We anticipate that our students will shine once again on the Iowa Assessments in the week of April 26-30. This is the only standardized testing we do. We do not teach to any rigid curriculum nor do we teach to any tests, but last time, in 2019, the LCA came out in the top 1% nationally.

Our outreach flows on. Twenty-three students made Earth Day a challenge to think for people driving by the Mesilla Town Hall. They created posters on environmental issues and held them for all to see. They can be viewed online at https://youtu.be/a2wUmPkU4cw (here’s a live link).

Vince Gutschick continues his science-nugget podcasts on our local NPR station. You can find and listen to over 100 at krwg.org/programs/science-digest. He also created a hyperlinked semi-popular book about the habitability of planets, a hot topic with a lot of poor information needing redress. It’s freely available at lcaoutreach.org/habitability-of-planets-2, with a companion site lcaoutreach.org/travel that distills 34 years of travel to 41 countries.

LCA families, Board members, and friends of the school have been generous with funds and goods. Our Annual Fund broke through its goal of $20,000. That’s very important for our biggest initiatives, the first and most immediate one being attaining accreditation. While accreditation is not necessary for a primary / middle school, it can help draw in even more good students. Moreover, the accreditation process with the Independent Schools Association of the Southwest is so rigorous and thorough that we are verifying in great deal that we’re doing things right. Specifically to help us meet the accreditation standards, our Board of Trustees met on April 18th to cover around 30 individual topics in finances, teaching, safety, Board structure, and more, all being codified in our policies handbook (100+ pages and growing).

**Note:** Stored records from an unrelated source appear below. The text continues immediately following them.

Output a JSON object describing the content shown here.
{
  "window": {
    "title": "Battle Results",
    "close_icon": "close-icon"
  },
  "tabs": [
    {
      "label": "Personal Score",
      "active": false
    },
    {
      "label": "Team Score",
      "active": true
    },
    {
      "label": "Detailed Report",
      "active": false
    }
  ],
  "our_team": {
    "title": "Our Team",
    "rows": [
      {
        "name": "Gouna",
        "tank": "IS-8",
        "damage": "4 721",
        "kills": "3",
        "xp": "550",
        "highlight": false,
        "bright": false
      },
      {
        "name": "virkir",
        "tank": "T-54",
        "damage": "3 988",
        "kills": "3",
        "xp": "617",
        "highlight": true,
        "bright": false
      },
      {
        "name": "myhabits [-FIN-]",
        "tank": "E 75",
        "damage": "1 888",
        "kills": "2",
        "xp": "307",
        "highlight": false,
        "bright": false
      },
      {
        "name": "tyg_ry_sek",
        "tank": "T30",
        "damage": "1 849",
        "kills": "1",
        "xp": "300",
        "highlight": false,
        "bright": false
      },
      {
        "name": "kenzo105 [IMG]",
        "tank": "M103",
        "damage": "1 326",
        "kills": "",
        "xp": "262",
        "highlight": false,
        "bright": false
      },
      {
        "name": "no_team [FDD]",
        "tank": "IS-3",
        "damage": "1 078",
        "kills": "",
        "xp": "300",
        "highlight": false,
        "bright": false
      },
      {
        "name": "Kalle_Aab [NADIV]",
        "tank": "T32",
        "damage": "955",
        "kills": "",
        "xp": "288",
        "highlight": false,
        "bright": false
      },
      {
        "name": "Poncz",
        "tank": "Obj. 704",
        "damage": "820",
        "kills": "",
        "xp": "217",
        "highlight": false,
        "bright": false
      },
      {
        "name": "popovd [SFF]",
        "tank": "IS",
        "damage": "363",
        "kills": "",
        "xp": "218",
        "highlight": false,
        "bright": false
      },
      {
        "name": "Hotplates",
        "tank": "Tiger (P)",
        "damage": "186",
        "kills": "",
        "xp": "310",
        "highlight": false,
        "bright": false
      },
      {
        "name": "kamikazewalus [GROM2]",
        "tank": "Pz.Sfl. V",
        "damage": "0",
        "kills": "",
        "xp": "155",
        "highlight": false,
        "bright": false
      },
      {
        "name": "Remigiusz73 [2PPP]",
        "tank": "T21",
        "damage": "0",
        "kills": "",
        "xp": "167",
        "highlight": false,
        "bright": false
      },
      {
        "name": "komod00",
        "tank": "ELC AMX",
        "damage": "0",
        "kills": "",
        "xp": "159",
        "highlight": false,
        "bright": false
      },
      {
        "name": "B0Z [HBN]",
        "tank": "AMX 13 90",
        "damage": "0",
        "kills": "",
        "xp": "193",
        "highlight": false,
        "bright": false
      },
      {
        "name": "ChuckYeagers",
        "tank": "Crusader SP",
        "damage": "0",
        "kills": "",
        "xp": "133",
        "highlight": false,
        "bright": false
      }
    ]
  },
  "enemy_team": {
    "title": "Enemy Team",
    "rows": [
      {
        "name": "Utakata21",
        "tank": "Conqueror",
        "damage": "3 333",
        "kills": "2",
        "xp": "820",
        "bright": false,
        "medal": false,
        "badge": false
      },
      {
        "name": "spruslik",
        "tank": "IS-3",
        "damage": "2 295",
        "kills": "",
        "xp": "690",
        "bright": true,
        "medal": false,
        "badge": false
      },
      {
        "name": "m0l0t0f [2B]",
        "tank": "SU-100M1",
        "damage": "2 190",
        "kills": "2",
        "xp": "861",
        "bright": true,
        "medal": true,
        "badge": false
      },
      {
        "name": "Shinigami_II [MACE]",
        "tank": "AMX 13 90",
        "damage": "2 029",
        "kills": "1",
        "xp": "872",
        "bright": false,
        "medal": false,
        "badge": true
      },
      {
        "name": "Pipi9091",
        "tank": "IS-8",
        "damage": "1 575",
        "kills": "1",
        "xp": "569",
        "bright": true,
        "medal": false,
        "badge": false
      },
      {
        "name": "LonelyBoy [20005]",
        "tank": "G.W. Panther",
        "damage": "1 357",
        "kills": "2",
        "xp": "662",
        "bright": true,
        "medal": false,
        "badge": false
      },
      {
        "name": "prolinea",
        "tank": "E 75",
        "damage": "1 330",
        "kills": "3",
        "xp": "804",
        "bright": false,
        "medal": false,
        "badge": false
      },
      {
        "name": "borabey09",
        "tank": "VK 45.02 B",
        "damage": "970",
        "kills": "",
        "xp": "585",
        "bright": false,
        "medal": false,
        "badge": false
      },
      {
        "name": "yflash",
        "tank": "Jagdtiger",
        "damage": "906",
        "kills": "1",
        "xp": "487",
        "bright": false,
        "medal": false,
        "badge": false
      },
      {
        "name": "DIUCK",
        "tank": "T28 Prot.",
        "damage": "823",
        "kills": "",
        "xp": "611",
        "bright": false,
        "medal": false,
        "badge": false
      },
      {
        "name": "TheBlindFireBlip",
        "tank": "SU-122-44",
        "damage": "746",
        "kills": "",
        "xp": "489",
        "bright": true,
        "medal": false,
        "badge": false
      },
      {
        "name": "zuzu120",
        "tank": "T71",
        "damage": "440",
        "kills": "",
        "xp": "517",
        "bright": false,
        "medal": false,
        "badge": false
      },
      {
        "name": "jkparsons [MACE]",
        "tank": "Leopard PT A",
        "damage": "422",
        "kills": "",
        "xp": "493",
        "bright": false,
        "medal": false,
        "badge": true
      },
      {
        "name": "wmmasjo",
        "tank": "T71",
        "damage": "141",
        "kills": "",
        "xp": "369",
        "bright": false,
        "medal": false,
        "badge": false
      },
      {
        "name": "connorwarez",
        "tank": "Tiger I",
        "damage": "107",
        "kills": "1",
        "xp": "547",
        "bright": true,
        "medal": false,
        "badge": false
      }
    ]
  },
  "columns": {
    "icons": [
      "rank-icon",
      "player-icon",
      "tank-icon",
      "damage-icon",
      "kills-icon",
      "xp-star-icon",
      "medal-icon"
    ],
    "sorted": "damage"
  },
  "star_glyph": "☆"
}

With very mixed feelings, we will send off our long-time math teacher, Kelly Lin, at the end of this academic year. Her husband, Chase, has finished medical school and is taking an internship out of state. They’re already making the long preparations for the move. We’re sure that they will both thrive in their new location. We’re posting the opening for her job, teaching grades 1 & 2 and math 1-8, in a number of venues – our website, Facebook, and Craigslist. If you know of a candidate, we’ll be very pleased to hear from you. We have a promising candidate, while also pursuing due diligence to get a top teacher once again.